### INFORMATION SHOWN ###
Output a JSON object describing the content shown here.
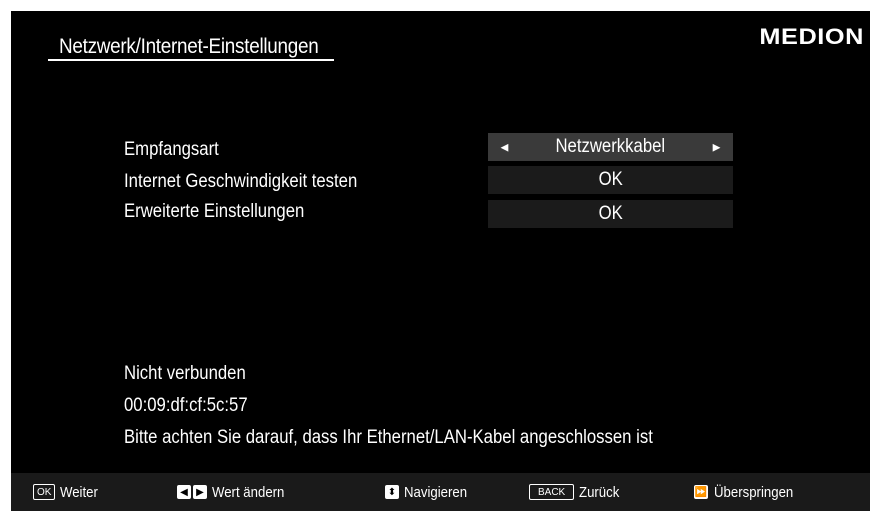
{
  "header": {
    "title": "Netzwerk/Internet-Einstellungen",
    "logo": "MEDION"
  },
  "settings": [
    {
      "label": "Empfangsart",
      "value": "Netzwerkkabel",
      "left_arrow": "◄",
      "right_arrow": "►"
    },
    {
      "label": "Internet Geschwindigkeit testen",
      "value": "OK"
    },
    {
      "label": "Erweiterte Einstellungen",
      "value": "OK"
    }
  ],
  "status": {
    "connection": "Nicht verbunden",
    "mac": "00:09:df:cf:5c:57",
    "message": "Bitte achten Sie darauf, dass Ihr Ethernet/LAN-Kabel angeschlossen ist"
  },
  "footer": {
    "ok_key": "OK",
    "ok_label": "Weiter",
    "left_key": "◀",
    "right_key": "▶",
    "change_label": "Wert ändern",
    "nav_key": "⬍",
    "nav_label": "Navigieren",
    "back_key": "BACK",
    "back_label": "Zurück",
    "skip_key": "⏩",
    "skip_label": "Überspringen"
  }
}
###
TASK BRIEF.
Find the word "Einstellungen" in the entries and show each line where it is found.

YOUR RESPONSE.
    "title": "Netzwerk/Internet-Einstellungen",
      "label": "Erweiterte Einstellungen",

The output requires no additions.